- Install the 2 mounting bolts and torque to 40 ft. lbs. (54 Nm).
- Reinstall the wheel and tire assembly. Torque the lug nuts to 100 ft. lbs. (140 Nm).
- Lower the vehicle.
- Pump the brake pedal several times to achieve a good pedal before attempting to move the vehicle.
- With an assistant depressing the brake pedal, you must clinch the outboard shoe tabs so they are locked tightly in position.
- Check the brake fluid level in the master cylinder fluid reservoir and add fluid as necessary.
- Road test the vehicle and check for proper brake system operation.
See Figure 16
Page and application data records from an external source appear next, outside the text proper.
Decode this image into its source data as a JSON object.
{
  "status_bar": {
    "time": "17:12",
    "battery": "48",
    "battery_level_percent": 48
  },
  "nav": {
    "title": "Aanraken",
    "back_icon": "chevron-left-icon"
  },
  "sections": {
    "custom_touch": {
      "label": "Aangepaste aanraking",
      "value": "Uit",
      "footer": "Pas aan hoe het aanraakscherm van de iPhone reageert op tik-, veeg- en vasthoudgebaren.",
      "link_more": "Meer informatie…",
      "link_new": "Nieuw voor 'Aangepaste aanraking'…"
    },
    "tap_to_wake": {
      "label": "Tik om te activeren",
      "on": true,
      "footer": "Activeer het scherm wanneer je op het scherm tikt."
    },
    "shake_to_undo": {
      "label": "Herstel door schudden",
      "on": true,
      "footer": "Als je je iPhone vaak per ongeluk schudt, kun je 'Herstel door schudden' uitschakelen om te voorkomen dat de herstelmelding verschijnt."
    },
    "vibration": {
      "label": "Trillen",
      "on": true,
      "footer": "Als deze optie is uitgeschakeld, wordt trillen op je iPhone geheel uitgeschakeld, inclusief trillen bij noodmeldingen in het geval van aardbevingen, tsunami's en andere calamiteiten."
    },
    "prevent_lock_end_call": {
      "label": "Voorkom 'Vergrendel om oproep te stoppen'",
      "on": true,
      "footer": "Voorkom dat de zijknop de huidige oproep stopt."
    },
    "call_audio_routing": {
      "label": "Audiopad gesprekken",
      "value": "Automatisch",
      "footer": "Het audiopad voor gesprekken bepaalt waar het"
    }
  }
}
- Raise and support the vehicle.
- Remove the tire and wheel.
- Looking down through the inspection hole on the top of the caliper, inspect the brake pads. If the lining is worn down to within 1 / 32 in. (0.8mm) of the shoe, the pads must be replaced.
This figure may disagree with your state's automobile inspection laws.
If the brake lining is soaked with brake fluid or grease, it must be replaced. If this is the case, the brake rotor should be sanded with crocus cloth to remove all traces of brake fluid, and the calipers and lines should be inspected for leaks.
If the lining is chipped, cracked, or otherwise damaged, it must be replaced with a new lining.
Always replace the brake linings in sets of two on both ends of the axle. Never replace just one pad, or both on one side and not the other. When replacing the brakes, it is a good idea to replace one side at a time so that you always have an example to refer to if you get confused during reassembly.